Dataset rows for apps and sites
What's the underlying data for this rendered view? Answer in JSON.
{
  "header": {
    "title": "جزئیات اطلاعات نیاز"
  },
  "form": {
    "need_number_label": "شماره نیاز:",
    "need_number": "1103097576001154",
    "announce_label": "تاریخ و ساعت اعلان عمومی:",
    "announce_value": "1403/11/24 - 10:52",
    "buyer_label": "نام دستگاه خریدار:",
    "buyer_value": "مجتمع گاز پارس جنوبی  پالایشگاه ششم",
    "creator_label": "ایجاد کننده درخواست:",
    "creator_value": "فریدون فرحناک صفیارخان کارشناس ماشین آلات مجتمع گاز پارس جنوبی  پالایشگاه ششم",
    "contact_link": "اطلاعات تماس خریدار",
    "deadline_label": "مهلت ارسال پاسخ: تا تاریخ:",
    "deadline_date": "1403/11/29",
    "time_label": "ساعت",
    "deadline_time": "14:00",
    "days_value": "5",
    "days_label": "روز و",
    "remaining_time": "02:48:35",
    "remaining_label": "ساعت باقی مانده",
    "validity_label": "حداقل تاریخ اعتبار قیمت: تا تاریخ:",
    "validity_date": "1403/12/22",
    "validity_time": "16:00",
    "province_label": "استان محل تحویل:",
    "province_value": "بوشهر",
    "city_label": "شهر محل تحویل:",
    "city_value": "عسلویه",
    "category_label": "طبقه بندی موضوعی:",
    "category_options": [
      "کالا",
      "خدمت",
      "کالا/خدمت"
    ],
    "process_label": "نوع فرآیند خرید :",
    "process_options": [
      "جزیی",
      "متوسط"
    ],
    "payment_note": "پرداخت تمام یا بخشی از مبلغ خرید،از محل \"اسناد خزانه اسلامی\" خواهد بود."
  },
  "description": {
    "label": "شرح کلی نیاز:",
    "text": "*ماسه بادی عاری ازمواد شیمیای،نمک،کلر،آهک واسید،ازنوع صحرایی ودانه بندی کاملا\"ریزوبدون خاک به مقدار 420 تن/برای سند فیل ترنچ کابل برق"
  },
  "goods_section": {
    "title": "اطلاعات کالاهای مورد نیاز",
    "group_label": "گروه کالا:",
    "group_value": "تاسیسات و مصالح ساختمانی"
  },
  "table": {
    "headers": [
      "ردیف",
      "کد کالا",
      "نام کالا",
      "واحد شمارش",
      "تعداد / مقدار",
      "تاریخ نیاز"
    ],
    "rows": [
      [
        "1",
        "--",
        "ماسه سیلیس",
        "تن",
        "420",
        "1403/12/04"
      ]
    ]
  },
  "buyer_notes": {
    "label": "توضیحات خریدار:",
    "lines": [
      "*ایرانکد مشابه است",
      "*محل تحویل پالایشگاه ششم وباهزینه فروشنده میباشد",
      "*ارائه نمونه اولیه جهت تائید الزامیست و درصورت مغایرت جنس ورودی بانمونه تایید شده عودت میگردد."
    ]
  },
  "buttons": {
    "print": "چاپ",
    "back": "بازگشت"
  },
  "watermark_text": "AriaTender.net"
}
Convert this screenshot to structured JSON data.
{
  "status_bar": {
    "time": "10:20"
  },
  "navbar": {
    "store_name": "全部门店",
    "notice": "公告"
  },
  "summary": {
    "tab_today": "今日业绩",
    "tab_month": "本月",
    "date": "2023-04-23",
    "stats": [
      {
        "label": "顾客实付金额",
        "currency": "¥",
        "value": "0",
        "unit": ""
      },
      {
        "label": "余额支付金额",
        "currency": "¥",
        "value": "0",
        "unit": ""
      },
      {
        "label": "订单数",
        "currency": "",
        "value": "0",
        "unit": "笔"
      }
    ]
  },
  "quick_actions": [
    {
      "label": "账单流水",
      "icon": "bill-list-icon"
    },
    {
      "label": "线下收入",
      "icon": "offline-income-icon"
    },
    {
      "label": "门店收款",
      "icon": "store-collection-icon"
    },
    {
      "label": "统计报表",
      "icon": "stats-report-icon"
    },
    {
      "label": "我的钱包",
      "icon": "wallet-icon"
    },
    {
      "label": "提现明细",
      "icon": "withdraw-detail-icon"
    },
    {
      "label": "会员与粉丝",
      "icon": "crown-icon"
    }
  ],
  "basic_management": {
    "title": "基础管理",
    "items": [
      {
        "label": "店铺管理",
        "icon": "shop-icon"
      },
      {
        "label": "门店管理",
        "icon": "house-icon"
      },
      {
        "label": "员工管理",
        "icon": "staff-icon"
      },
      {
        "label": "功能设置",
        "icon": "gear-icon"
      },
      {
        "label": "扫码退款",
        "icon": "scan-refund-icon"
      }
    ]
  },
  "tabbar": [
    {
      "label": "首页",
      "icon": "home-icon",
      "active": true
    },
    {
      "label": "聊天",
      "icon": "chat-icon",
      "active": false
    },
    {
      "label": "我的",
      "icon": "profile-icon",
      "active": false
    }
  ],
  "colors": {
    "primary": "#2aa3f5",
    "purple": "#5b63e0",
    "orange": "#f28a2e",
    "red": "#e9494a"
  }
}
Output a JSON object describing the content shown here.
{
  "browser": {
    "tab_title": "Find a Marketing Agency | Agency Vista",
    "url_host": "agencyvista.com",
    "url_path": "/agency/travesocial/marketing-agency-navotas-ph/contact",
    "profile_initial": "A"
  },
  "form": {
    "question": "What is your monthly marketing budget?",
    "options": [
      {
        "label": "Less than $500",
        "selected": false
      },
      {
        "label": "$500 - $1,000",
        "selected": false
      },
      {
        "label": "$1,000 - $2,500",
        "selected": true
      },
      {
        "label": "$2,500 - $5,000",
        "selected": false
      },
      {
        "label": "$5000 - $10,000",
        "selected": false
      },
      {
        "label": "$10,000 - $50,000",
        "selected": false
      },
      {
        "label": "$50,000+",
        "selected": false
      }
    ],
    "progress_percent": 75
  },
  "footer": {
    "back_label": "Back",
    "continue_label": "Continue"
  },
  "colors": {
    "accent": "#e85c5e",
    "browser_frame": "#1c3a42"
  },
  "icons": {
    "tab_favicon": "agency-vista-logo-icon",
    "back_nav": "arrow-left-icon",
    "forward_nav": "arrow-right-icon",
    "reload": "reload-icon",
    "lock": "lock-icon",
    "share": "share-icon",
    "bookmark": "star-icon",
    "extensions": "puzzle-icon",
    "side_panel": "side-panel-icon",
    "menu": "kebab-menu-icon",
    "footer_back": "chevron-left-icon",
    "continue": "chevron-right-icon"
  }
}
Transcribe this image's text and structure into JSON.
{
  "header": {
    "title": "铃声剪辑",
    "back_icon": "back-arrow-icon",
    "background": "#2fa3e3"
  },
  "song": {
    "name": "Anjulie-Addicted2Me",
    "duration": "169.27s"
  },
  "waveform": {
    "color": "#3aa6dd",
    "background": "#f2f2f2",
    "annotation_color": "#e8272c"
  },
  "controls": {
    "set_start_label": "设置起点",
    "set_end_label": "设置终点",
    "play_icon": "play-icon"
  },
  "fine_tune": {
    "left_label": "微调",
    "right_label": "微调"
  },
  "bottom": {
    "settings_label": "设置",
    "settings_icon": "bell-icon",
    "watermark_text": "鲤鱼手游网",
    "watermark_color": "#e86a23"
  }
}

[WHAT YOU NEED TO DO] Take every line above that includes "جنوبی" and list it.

[ANSWER TO THE PROBLEM]
    "buyer_value": "مجتمع گاز پارس جنوبی  پالایشگاه ششم",
    "creator_value": "فریدون فرحناک صفیارخان کارشناس ماشین آلات مجتمع گاز پارس جنوبی  پالایشگاه ششم",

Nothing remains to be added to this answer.